M I S S I O N S T A T E M E N T
Centered in studio practice, The Studio Potter promotes discussion of technology, criticism, aesthetics, and history within the ceramics community.
We are a
non-profit organization celebrating over 40 years of commitment to the publication of The Studio Potter journal. As we look ahead to the next 40 years, we are working
hard to institute exciting changes that will both grow our organization and provide a consistent, quality publication serving a growing community of studio potters. We welcome dedicated
individuals to our team who support the ceramic arts and are able to bring needed skills such as financial or legal expertise, non-profit development, grant writing, digital/web expertise or
experience in publications.
If you would like more information on how to become a part of our Board of Directors, Advisory Board or Staff please contact Elizabeth Cohen at firstname.lastname@example.org
H I S T O R Y
When The Studio Potter began its life in 1972, we took that potter’s mark as our symbol. It was a secret mark (above, Vol. 1, No.1 cover) as our symbol. It was a
secret mark that only a potter recognizes as well as a universal one that every potter in the world recognizes. It strongly appealed to our iconoclastic approach to pottery. At that time, two
publications were pre-eminent in the field: Ceramics Monthly and Craft Horizons.Our perception was that they covered schools and galleries but not working potters, and
our conceit was that a new publication by and for potters could fill that need.
In the fall of 1971, discussion on publishing a magazine commenced among members of the New Hampshire Potter’s Guild leading to the formation of a non-profit organization called
the Daniel Clark Foundation, named after an obscure colonial potter in New Hampshire whose fame came principally from a diary he left upon his death in 1828. We were financed by
a dozen New Hampshire potters and a modest grant from the Northeast Region of the American Crafts Council. Innocent and foolhardy, we launched our first issue.

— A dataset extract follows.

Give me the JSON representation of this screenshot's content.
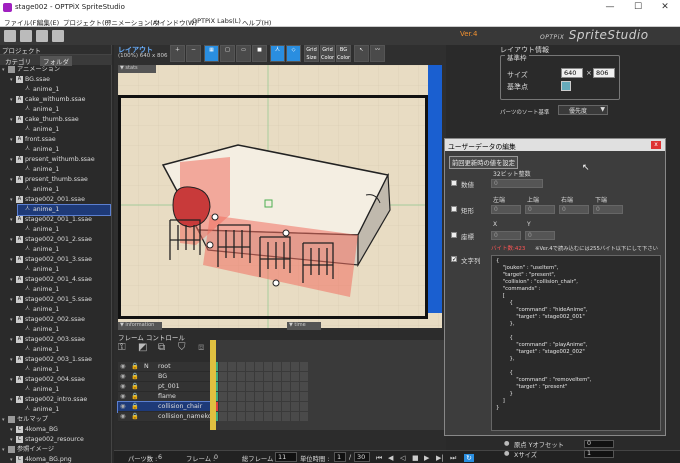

The cover (above) was hand-silk
screened and the modest twenty pages contained an eclectic mix of photographs and articles on apprenticeship, photo-resist, homemade pugmills, and an excerpt from Paulus Berensohn's unpublished
manuscript, Finding One’s Way With Clay.
It was an unpretentious beginning, and one that might easily have foundered for lack of journalistic experience and financial stability. Even then, however, it would not have been
possible without the help of courageous friends. Original “investors” were Peter and Lissi Sabin, Vivika and Otto Heino, Michael Cohen and Harriet Goodwin (Cohen), Ruth Tobey, Dan
and Mary Ann Gehan and Julie and Gerry Williams. Armand Szainer designed the magazine, Bill Finney took the pictures, and attorney Neil Castaldo drew up non-profit papers. Two hundred
pre-subscribers took a chance on us.
Forty years later, The Studio Potter inevitably has changed - but so has the field. Through the years, the magazine staff has been restructured, subscriptions blossomed, and,
most significantly (and controversially), Studio Potter changed the editorial focus from how-to technology to aesthetic philosophy. We sensed the field had grown toward wider and deeper
Yet, some things have not changed. Volume One, Number One, began with a spirit that still defines our mark: an essential belief in functional pottery, a reverence for new talent and old
masters, the encouragement of first-person writing, education as discovery of the self, service to the field, and an overriding commitment to humanitarian values.
Frequently Asked Questions |